» What you should do
Across the entries below, how many lines have the string "승강트랩" in them? Reply with only the number.

» Element data from apps and pages
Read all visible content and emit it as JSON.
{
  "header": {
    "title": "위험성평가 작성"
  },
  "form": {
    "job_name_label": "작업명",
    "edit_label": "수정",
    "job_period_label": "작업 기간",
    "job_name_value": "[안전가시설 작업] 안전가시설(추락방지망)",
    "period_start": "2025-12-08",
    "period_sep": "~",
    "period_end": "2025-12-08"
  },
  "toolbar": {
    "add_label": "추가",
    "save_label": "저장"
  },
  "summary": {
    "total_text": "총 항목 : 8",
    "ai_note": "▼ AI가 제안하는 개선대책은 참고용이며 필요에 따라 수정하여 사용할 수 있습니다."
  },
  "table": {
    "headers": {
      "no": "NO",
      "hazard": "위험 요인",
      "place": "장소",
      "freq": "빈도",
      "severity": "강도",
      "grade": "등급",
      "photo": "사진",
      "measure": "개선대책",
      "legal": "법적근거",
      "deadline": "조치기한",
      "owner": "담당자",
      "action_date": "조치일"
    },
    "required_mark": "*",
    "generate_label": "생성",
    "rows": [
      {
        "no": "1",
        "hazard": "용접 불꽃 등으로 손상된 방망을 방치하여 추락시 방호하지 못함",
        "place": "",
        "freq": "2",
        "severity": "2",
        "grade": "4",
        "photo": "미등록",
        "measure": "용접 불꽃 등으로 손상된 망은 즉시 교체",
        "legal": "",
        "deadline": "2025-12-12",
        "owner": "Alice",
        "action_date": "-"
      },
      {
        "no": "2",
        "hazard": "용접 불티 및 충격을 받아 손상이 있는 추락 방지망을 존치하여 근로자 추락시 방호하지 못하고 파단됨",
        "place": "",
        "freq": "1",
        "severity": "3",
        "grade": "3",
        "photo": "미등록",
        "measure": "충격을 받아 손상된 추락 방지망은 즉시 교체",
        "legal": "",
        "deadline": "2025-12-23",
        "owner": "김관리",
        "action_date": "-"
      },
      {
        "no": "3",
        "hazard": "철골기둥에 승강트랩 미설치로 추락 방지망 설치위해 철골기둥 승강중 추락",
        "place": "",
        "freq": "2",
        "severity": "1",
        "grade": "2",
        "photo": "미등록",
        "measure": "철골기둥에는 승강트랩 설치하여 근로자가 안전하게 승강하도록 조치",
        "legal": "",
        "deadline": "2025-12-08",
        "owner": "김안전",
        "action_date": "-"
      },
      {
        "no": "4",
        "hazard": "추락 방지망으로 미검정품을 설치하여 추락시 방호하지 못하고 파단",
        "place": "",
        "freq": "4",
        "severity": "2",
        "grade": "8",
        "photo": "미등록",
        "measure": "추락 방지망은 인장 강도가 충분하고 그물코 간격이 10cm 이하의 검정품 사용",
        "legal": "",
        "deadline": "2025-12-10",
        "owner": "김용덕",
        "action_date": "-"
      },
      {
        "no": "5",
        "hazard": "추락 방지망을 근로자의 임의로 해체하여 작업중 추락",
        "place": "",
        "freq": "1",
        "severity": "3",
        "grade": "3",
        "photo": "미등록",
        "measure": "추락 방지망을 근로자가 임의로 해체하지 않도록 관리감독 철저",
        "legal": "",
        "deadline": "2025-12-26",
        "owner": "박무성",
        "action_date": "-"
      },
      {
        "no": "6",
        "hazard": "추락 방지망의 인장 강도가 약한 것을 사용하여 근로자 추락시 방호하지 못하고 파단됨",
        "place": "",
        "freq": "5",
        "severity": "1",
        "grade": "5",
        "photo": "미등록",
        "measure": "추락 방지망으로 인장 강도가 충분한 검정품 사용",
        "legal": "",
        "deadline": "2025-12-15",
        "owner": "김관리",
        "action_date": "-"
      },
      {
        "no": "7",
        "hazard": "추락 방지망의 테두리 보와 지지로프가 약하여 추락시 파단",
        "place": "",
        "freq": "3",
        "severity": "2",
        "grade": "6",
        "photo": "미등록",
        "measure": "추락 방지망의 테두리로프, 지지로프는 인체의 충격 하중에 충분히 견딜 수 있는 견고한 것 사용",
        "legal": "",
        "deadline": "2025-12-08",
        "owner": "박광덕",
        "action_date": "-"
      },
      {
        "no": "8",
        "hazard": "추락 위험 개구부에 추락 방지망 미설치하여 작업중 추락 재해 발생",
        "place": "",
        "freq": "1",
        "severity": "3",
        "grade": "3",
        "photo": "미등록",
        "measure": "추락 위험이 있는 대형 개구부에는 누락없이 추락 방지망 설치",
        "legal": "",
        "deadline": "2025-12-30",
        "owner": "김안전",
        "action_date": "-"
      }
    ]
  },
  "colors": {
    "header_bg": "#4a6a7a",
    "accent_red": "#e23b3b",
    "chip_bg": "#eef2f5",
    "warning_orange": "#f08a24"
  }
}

» Written solution
2